Sunday was a bit more rushed in order for me to catch my flight. Jim and Gina made a delicious breakfast for our send off. Logan insisted on ketchup on his blueberry pancakes, but who am I to judge? The flight home was much easier since Logan slept for two hours and was placated with goldfish crackers and water until landing. Throughout the entire trip Logan was auditioning for Toddler of the Year Award. He was wonderful all weekend, quickly adjusting to being with new people, rarely cranky and oh so friendly. When Jim's dad popped by, Logan immediately snuggled up in his arms and spent a great deal of time petting and kissing baby Korbin. Although he and Brenna had a couple conflicts over toys, mostly they seemed content to play nearby with little intervention necessary. It was so much easier only watching one kid of my own!

When we arrived back in Los Angeles, Hayden and Logan were so glad to see each other. They stood at the baggage carousel just hugging and kissing each other while we waiting for my suitcase. Such little sweethearts. It had been a wonderful trip, but I was happy to get home.

Tuesday, December 05, 2006

In my day we would have just said Ox.

Hayden seems to be pretty articulate. He picks up various words and phrases and uses them in context when we least expect it. Last night he chattered on and on about which cars need to be fixed, what about them needs to be fixed and who will do it. "Daddy needs to fix the motor in the brown car, but the green car has a broken wheel and needs to be taken to the shopping." Ok, so sometimes it gets a little mixed up, but you get the idea. Last night he started a sentence with "The fact of the matter is..." and he was right.

My favorite time of the day is bedtime stories with Hayden. He picks which book he wants to hear, then snuggles up on his bed with me and his stuffed froggy. He is pretty consistent in picking the same five books or so and is very familiar with each one. Last night he totally floored me by reciting nearly the entire book on his own. It was an alphabet book that has a verse for each letter. Even better is the fact that he can look at a page with the entire alphabet on it and identify most of the letters by sight. I then quiz him on what starts with that particular letter. It's fun to see what he comes up with and how he identifies things.

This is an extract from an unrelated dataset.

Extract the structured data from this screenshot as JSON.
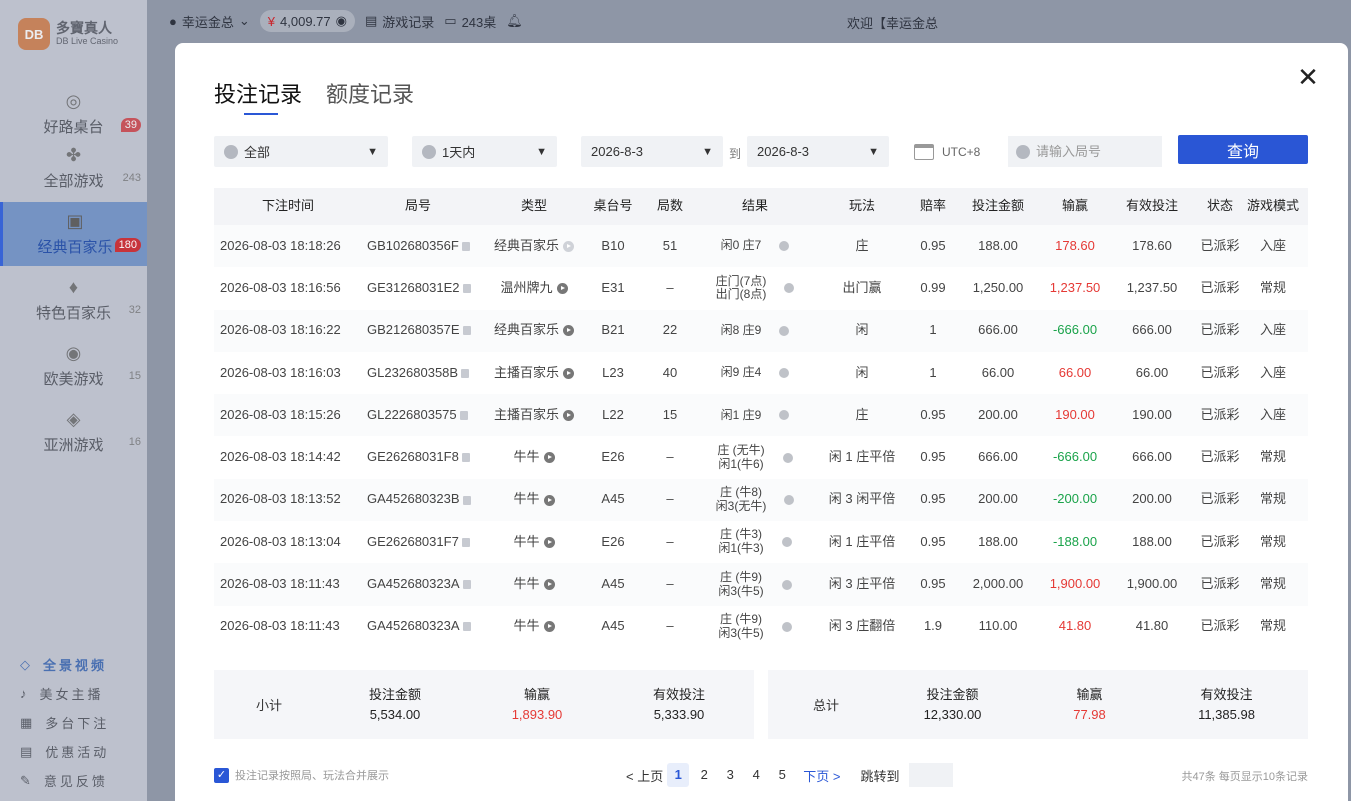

Me- "Hayden, what starts with H?"
Hayden- "I do!"
Me- "That's right! Hayden, what starts with D?"
Hayden- "Daddy starts with D!"
Me- "Very good! Hayden, what starts with O?"
Me- stunned silence